**Work to complete:**
Each entry needs to appear again, retyped exactly as it is below.

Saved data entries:
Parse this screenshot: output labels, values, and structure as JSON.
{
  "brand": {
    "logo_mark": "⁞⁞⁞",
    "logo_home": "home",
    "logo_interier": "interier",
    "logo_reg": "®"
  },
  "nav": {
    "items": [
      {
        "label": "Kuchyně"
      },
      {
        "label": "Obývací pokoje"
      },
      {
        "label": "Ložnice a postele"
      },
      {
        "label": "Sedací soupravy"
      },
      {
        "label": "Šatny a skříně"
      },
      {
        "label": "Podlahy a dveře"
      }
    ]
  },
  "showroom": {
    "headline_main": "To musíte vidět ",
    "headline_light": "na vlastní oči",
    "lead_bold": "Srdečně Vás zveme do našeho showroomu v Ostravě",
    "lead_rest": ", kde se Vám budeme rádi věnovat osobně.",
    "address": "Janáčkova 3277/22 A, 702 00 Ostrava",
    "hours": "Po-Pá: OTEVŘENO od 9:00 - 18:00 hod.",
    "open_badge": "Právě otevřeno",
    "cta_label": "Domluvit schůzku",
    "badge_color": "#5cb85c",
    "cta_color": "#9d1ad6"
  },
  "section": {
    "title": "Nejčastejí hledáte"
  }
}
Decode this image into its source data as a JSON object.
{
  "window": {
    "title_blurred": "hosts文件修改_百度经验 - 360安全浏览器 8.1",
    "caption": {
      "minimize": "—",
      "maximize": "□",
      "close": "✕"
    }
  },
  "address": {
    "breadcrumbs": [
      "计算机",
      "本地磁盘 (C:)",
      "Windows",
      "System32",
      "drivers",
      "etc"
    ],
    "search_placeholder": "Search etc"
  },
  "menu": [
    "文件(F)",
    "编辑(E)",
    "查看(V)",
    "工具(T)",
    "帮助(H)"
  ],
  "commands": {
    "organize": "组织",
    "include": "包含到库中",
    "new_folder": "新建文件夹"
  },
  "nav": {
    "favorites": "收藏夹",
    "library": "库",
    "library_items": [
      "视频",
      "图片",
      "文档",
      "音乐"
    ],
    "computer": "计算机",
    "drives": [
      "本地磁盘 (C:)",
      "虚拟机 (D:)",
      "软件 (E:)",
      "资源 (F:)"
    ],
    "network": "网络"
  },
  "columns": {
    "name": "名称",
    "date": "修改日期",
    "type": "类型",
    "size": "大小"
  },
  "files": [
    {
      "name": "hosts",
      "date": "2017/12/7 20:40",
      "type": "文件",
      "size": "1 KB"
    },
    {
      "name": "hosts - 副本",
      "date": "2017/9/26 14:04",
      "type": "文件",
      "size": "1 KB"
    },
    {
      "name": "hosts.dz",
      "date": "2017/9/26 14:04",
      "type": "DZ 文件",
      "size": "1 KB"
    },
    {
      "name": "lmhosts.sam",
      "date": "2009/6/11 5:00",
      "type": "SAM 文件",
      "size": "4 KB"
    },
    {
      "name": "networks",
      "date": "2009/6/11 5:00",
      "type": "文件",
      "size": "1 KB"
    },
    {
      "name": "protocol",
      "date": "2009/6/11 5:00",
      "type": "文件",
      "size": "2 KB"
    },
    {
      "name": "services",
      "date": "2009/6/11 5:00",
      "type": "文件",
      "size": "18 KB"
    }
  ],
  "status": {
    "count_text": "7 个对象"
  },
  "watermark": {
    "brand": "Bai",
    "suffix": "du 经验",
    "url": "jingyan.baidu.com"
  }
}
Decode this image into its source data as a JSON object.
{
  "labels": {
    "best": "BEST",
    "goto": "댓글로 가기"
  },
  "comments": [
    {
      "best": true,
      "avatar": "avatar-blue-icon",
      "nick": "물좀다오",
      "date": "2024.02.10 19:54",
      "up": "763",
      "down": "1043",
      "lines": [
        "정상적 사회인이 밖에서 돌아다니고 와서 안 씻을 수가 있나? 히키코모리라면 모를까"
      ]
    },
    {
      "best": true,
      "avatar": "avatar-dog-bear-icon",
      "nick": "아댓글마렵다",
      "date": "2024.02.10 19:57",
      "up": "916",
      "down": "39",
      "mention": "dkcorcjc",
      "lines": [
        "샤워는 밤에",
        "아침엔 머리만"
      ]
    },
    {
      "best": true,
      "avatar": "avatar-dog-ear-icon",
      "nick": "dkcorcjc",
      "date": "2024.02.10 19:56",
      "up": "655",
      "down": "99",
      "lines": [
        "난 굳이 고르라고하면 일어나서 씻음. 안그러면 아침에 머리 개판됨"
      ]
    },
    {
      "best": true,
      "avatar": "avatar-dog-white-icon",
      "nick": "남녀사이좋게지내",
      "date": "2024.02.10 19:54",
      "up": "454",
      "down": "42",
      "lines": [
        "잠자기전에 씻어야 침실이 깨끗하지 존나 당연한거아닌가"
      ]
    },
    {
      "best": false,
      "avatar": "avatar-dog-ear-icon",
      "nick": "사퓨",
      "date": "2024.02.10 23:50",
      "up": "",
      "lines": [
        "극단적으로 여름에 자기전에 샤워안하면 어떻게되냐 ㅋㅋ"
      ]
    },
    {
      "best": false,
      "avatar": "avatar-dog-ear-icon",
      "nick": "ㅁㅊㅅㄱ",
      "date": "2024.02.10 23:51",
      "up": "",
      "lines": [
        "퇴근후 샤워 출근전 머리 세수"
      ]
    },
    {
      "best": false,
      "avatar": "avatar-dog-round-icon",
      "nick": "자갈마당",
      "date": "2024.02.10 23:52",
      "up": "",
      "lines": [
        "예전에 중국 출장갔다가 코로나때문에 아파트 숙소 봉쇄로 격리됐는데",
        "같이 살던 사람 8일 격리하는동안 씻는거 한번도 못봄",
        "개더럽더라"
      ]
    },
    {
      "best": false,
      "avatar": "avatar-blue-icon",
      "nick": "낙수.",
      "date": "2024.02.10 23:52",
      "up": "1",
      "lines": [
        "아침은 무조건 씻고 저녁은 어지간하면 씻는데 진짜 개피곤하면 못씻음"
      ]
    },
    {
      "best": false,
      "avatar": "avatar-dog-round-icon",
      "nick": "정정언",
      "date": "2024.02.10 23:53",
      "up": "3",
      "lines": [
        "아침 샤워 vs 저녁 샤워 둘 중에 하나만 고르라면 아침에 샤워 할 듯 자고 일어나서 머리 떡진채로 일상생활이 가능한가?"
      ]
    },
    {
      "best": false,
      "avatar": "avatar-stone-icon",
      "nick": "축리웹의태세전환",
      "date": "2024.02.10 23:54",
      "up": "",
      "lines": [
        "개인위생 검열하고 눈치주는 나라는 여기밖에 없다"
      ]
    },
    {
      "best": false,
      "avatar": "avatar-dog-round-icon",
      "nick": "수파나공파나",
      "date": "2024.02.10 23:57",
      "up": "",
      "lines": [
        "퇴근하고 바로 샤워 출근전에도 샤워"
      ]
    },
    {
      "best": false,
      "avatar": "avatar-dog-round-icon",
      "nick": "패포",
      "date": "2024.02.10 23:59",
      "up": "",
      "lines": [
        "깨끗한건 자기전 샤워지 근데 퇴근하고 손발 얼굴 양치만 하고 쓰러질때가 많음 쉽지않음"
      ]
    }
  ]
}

**Completed task:**
Parse this screenshot: output labels, values, and structure as JSON.
{
  "brand": {
    "logo_mark": "⁞⁞⁞",
    "logo_home": "home",
    "logo_interier": "interier",
    "logo_reg": "®"
  },
  "nav": {
    "items": [
      {
        "label": "Kuchyně"
      },
      {
        "label": "Obývací pokoje"
      },
      {
        "label": "Ložnice a postele"
      },
      {
        "label": "Sedací soupravy"
      },
      {
        "label": "Šatny a skříně"
      },
      {
        "label": "Podlahy a dveře"
      }
    ]
  },
  "showroom": {
    "headline_main": "To musíte vidět ",
    "headline_light": "na vlastní oči",
    "lead_bold": "Srdečně Vás zveme do našeho showroomu v Ostravě",
    "lead_rest": ", kde se Vám budeme rádi věnovat osobně.",
    "address": "Janáčkova 3277/22 A, 702 00 Ostrava",
    "hours": "Po-Pá: OTEVŘENO od 9:00 - 18:00 hod.",
    "open_badge": "Právě otevřeno",
    "cta_label": "Domluvit schůzku",
    "badge_color": "#5cb85c",
    "cta_color": "#9d1ad6"
  },
  "section": {
    "title": "Nejčastejí hledáte"
  }
}
Decode this image into its source data as a JSON object.
{
  "window": {
    "title_blurred": "hosts文件修改_百度经验 - 360安全浏览器 8.1",
    "caption": {
      "minimize": "—",
      "maximize": "□",
      "close": "✕"
    }
  },
  "address": {
    "breadcrumbs": [
      "计算机",
      "本地磁盘 (C:)",
      "Windows",
      "System32",
      "drivers",
      "etc"
    ],
    "search_placeholder": "Search etc"
  },
  "menu": [
    "文件(F)",
    "编辑(E)",
    "查看(V)",
    "工具(T)",
    "帮助(H)"
  ],
  "commands": {
    "organize": "组织",
    "include": "包含到库中",
    "new_folder": "新建文件夹"
  },
  "nav": {
    "favorites": "收藏夹",
    "library": "库",
    "library_items": [
      "视频",
      "图片",
      "文档",
      "音乐"
    ],
    "computer": "计算机",
    "drives": [
      "本地磁盘 (C:)",
      "虚拟机 (D:)",
      "软件 (E:)",
      "资源 (F:)"
    ],
    "network": "网络"
  },
  "columns": {
    "name": "名称",
    "date": "修改日期",
    "type": "类型",
    "size": "大小"
  },
  "files": [
    {
      "name": "hosts",
      "date": "2017/12/7 20:40",
      "type": "文件",
      "size": "1 KB"
    },
    {
      "name": "hosts - 副本",
      "date": "2017/9/26 14:04",
      "type": "文件",
      "size": "1 KB"
    },
    {
      "name": "hosts.dz",
      "date": "2017/9/26 14:04",
      "type": "DZ 文件",
      "size": "1 KB"
    },
    {
      "name": "lmhosts.sam",
      "date": "2009/6/11 5:00",
      "type": "SAM 文件",
      "size": "4 KB"
    },
    {
      "name": "networks",
      "date": "2009/6/11 5:00",
      "type": "文件",
      "size": "1 KB"
    },
    {
      "name": "protocol",
      "date": "2009/6/11 5:00",
      "type": "文件",
      "size": "2 KB"
    },
    {
      "name": "services",
      "date": "2009/6/11 5:00",
      "type": "文件",
      "size": "18 KB"
    }
  ],
  "status": {
    "count_text": "7 个对象"
  },
  "watermark": {
    "brand": "Bai",
    "suffix": "du 经验",
    "url": "jingyan.baidu.com"
  }
}
Decode this image into its source data as a JSON object.
{
  "labels": {
    "best": "BEST",
    "goto": "댓글로 가기"
  },
  "comments": [
    {
      "best": true,
      "avatar": "avatar-blue-icon",
      "nick": "물좀다오",
      "date": "2024.02.10 19:54",
      "up": "763",
      "down": "1043",
      "lines": [
        "정상적 사회인이 밖에서 돌아다니고 와서 안 씻을 수가 있나? 히키코모리라면 모를까"
      ]
    },
    {
      "best": true,
      "avatar": "avatar-dog-bear-icon",
      "nick": "아댓글마렵다",
      "date": "2024.02.10 19:57",
      "up": "916",
      "down": "39",
      "mention": "dkcorcjc",
      "lines": [
        "샤워는 밤에",
        "아침엔 머리만"
      ]
    },
    {
      "best": true,
      "avatar": "avatar-dog-ear-icon",
      "nick": "dkcorcjc",
      "date": "2024.02.10 19:56",
      "up": "655",
      "down": "99",
      "lines": [
        "난 굳이 고르라고하면 일어나서 씻음. 안그러면 아침에 머리 개판됨"
      ]
    },
    {
      "best": true,
      "avatar": "avatar-dog-white-icon",
      "nick": "남녀사이좋게지내",
      "date": "2024.02.10 19:54",
      "up": "454",
      "down": "42",
      "lines": [
        "잠자기전에 씻어야 침실이 깨끗하지 존나 당연한거아닌가"
      ]
    },
    {
      "best": false,
      "avatar": "avatar-dog-ear-icon",
      "nick": "사퓨",
      "date": "2024.02.10 23:50",
      "up": "",
      "lines": [
        "극단적으로 여름에 자기전에 샤워안하면 어떻게되냐 ㅋㅋ"
      ]
    },
    {
      "best": false,
      "avatar": "avatar-dog-ear-icon",
      "nick": "ㅁㅊㅅㄱ",
      "date": "2024.02.10 23:51",
      "up": "",
      "lines": [
        "퇴근후 샤워 출근전 머리 세수"
      ]
    },
    {
      "best": false,
      "avatar": "avatar-dog-round-icon",
      "nick": "자갈마당",
      "date": "2024.02.10 23:52",
      "up": "",
      "lines": [
        "예전에 중국 출장갔다가 코로나때문에 아파트 숙소 봉쇄로 격리됐는데",
        "같이 살던 사람 8일 격리하는동안 씻는거 한번도 못봄",
        "개더럽더라"
      ]
    },
    {
      "best": false,
      "avatar": "avatar-blue-icon",
      "nick": "낙수.",
      "date": "2024.02.10 23:52",
      "up": "1",
      "lines": [
        "아침은 무조건 씻고 저녁은 어지간하면 씻는데 진짜 개피곤하면 못씻음"
      ]
    },
    {
      "best": false,
      "avatar": "avatar-dog-round-icon",
      "nick": "정정언",
      "date": "2024.02.10 23:53",
      "up": "3",
      "lines": [
        "아침 샤워 vs 저녁 샤워 둘 중에 하나만 고르라면 아침에 샤워 할 듯 자고 일어나서 머리 떡진채로 일상생활이 가능한가?"
      ]
    },
    {
      "best": false,
      "avatar": "avatar-stone-icon",
      "nick": "축리웹의태세전환",
      "date": "2024.02.10 23:54",
      "up": "",
      "lines": [
        "개인위생 검열하고 눈치주는 나라는 여기밖에 없다"
      ]
    },
    {
      "best": false,
      "avatar": "avatar-dog-round-icon",
      "nick": "수파나공파나",
      "date": "2024.02.10 23:57",
      "up": "",
      "lines": [
        "퇴근하고 바로 샤워 출근전에도 샤워"
      ]
    },
    {
      "best": false,
      "avatar": "avatar-dog-round-icon",
      "nick": "패포",
      "date": "2024.02.10 23:59",
      "up": "",
      "lines": [
        "깨끗한건 자기전 샤워지 근데 퇴근하고 손발 얼굴 양치만 하고 쓰러질때가 많음 쉽지않음"
      ]
    }
  ]
}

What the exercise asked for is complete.